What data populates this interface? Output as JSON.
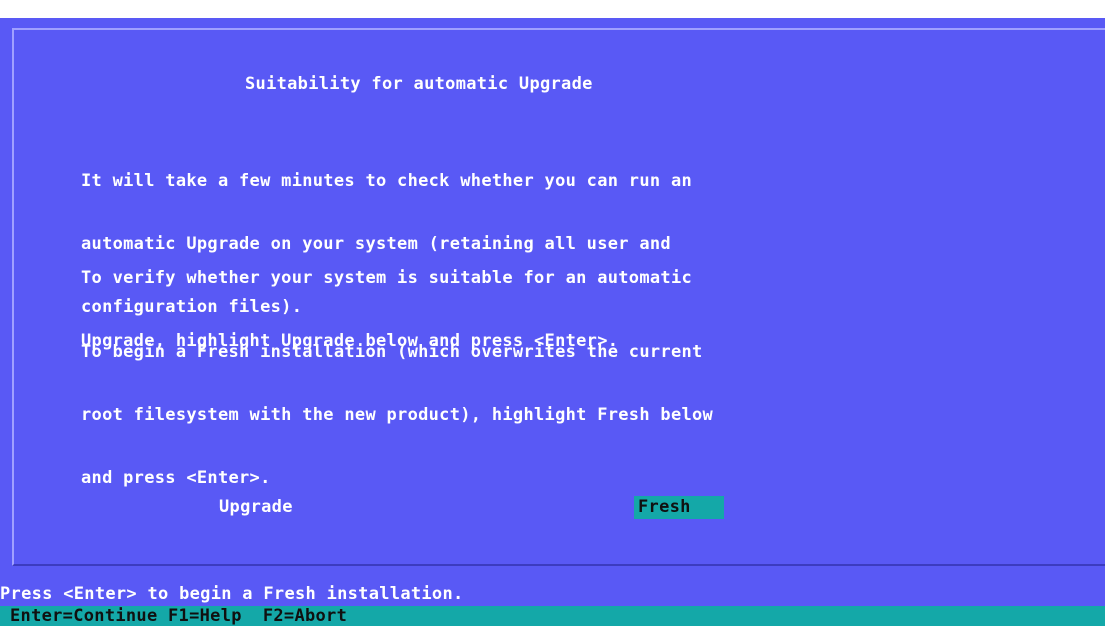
{
  "dialog": {
    "title": "Suitability for automatic Upgrade",
    "paragraphs": [
      {
        "lines": [
          "It will take a few minutes to check whether you can run an",
          "automatic Upgrade on your system (retaining all user and",
          "configuration files)."
        ]
      },
      {
        "lines": [
          "To verify whether your system is suitable for an automatic",
          "Upgrade, highlight Upgrade below and press <Enter>."
        ]
      },
      {
        "lines": [
          "To begin a Fresh installation (which overwrites the current",
          "root filesystem with the new product), highlight Fresh below",
          "and press <Enter>."
        ]
      }
    ],
    "buttons": {
      "upgrade_label": "Upgrade",
      "fresh_label": "Fresh",
      "selected": "Fresh"
    }
  },
  "status_line": "Press <Enter> to begin a Fresh installation.",
  "key_bar": "Enter=Continue F1=Help  F2=Abort",
  "colors": {
    "screen_background": "#5959f5",
    "highlight": "#14a8a8",
    "text": "#ffffff",
    "highlight_text": "#101010"
  }
}
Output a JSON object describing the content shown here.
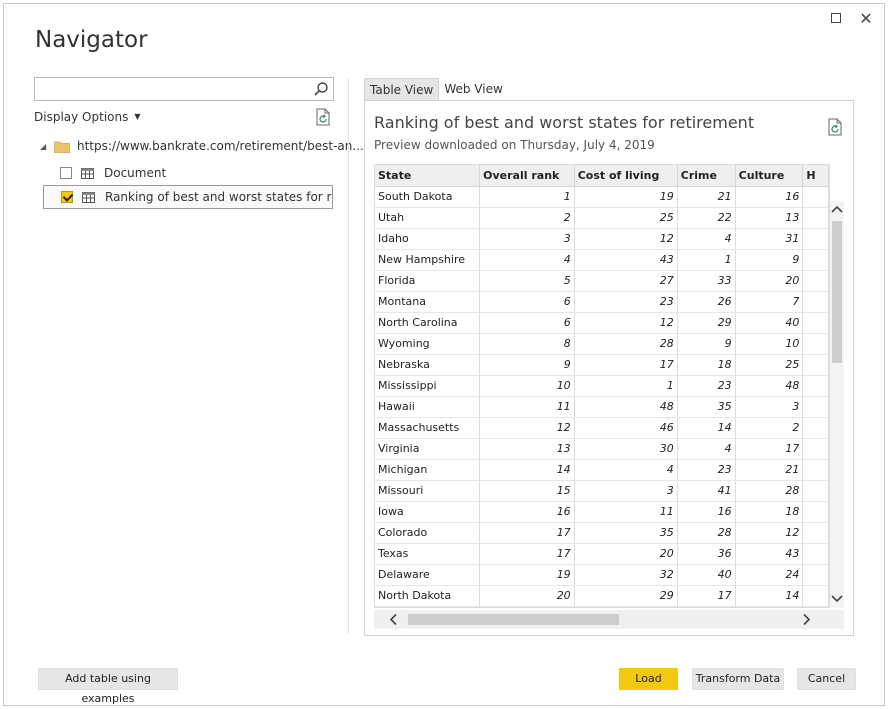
{
  "window": {
    "title": "Navigator"
  },
  "left": {
    "search": {
      "value": "",
      "placeholder": ""
    },
    "display_options_label": "Display Options",
    "tree": {
      "root_label": "https://www.bankrate.com/retirement/best-an...",
      "items": [
        {
          "label": "Document",
          "checked": false
        },
        {
          "label": "Ranking of best and worst states for retire...",
          "checked": true
        }
      ]
    }
  },
  "right": {
    "tabs": [
      {
        "label": "Table View",
        "active": true
      },
      {
        "label": "Web View",
        "active": false
      }
    ],
    "preview_title": "Ranking of best and worst states for retirement",
    "preview_subtitle": "Preview downloaded on Thursday, July 4, 2019",
    "table": {
      "columns": [
        "State",
        "Overall rank",
        "Cost of living",
        "Crime",
        "Culture",
        "H"
      ],
      "rows": [
        [
          "South Dakota",
          "1",
          "19",
          "21",
          "16"
        ],
        [
          "Utah",
          "2",
          "25",
          "22",
          "13"
        ],
        [
          "Idaho",
          "3",
          "12",
          "4",
          "31"
        ],
        [
          "New Hampshire",
          "4",
          "43",
          "1",
          "9"
        ],
        [
          "Florida",
          "5",
          "27",
          "33",
          "20"
        ],
        [
          "Montana",
          "6",
          "23",
          "26",
          "7"
        ],
        [
          "North Carolina",
          "6",
          "12",
          "29",
          "40"
        ],
        [
          "Wyoming",
          "8",
          "28",
          "9",
          "10"
        ],
        [
          "Nebraska",
          "9",
          "17",
          "18",
          "25"
        ],
        [
          "Mississippi",
          "10",
          "1",
          "23",
          "48"
        ],
        [
          "Hawaii",
          "11",
          "48",
          "35",
          "3"
        ],
        [
          "Massachusetts",
          "12",
          "46",
          "14",
          "2"
        ],
        [
          "Virginia",
          "13",
          "30",
          "4",
          "17"
        ],
        [
          "Michigan",
          "14",
          "4",
          "23",
          "21"
        ],
        [
          "Missouri",
          "15",
          "3",
          "41",
          "28"
        ],
        [
          "Iowa",
          "16",
          "11",
          "16",
          "18"
        ],
        [
          "Colorado",
          "17",
          "35",
          "28",
          "12"
        ],
        [
          "Texas",
          "17",
          "20",
          "36",
          "43"
        ],
        [
          "Delaware",
          "19",
          "32",
          "40",
          "24"
        ],
        [
          "North Dakota",
          "20",
          "29",
          "17",
          "14"
        ],
        [
          "",
          "",
          "",
          "",
          ""
        ]
      ]
    }
  },
  "footer": {
    "add_table_label": "Add table using examples",
    "load_label": "Load",
    "transform_label": "Transform Data",
    "cancel_label": "Cancel"
  },
  "colors": {
    "accent": "#f2c811",
    "button_bg": "#e6e6e6"
  }
}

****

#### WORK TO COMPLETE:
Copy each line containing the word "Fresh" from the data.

#### WRITTEN RESPONSE:
          "To begin a Fresh installation (which overwrites the current",
          "root filesystem with the new product), highlight Fresh below",
      "fresh_label": "Fresh",
      "selected": "Fresh"
  "status_line": "Press <Enter> to begin a Fresh installation.",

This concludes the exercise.